Professor Bailey is a world authority on the archaeology of prehistoric coastlines and submerged landscapes, and has an international reputation for interdisciplinary collaboration across the boundary between archaeology and the marine and terrestrial geosciences.

He joined York in 2004 after a career in the Universities of Cambridge and Newcastle, and is currently Principal Investigator of the European Research Council-funded DISPERSE project – Dynamic Landscapes, Coastal Environments and Human Dispersals – with Geoffrey King of the Institut de Physique du Globe de Paris and an international team of specialists. They are investigating the impact of physical landscape change on human evolution and dispersal over the past 1 million years in Africa, the Arabian Peninsula, the Near East and Australia, developing new methods of landscape reconstruction and archaeological survey using satellite imagery, tectonic geomorphology and underwater mapping.    

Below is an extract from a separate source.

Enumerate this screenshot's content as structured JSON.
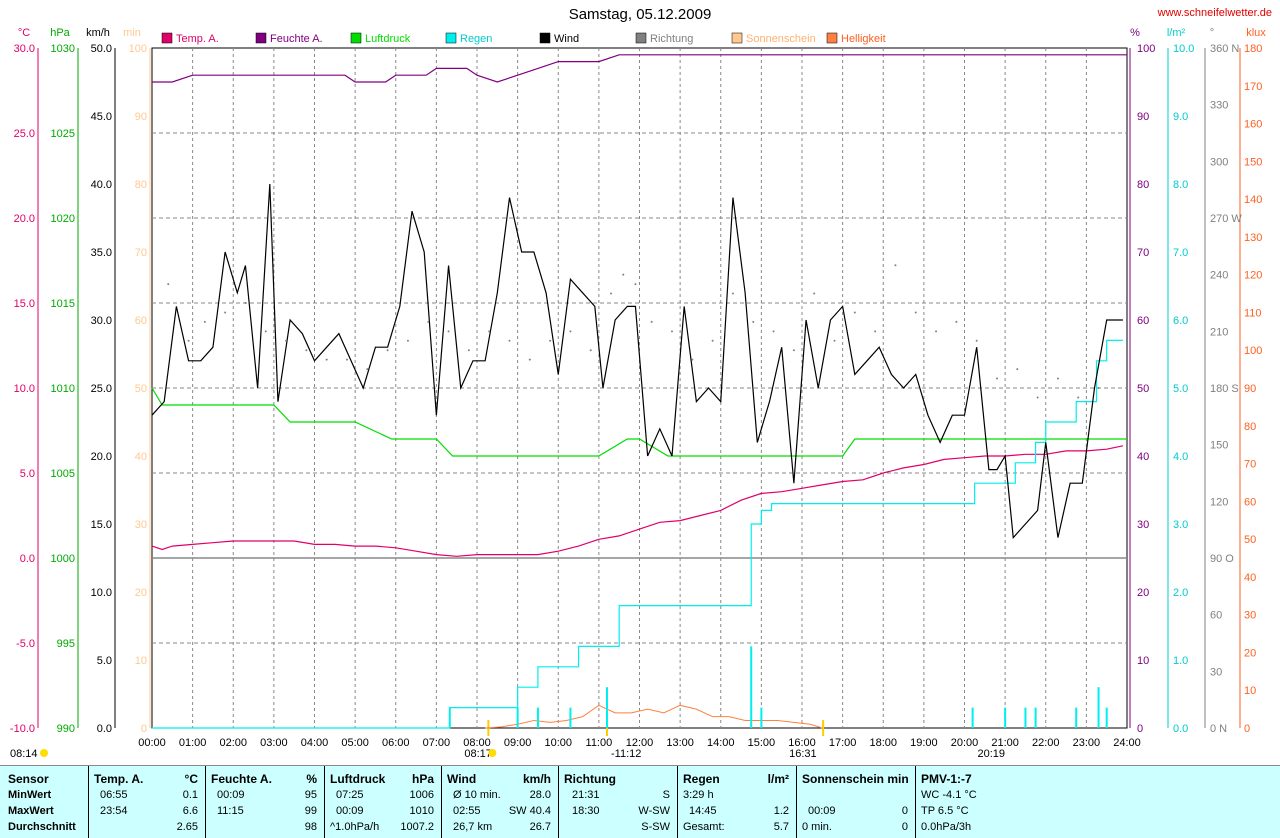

Professor Bailey is also Chairman of SPLASHCOS – Submerged Prehistoric Archaeology and Landscapes of the Continental Shelf – with Dimitris Sakellariou of the Hellenic Centre for Marine Research. This is a 150-strong research network, funded by the EU as a Trans-Domain COST Action, with members in 25 European States drawn from archaeology, marine geosciences, heritage organisations and industry. It promotes research, training, better management and greater public awareness of the drowned landscapes of the continental shelf, their value as a hidden part of the human cultural heritage, and their significance as a source of new knowledge about sea-level change and its past and future social impact.

Professor Bailey said “I am delighted with this honour, which more than anything recognises the virtues of crossing traditional boundaries in the pursuit of new knowledge, the central role of archaeology in addressing both fundamental and policy-relevant research into the human condition, and the growing importance of multi-national funding and collaboration in supporting such endeavours."

For more information on Geoff's research, see: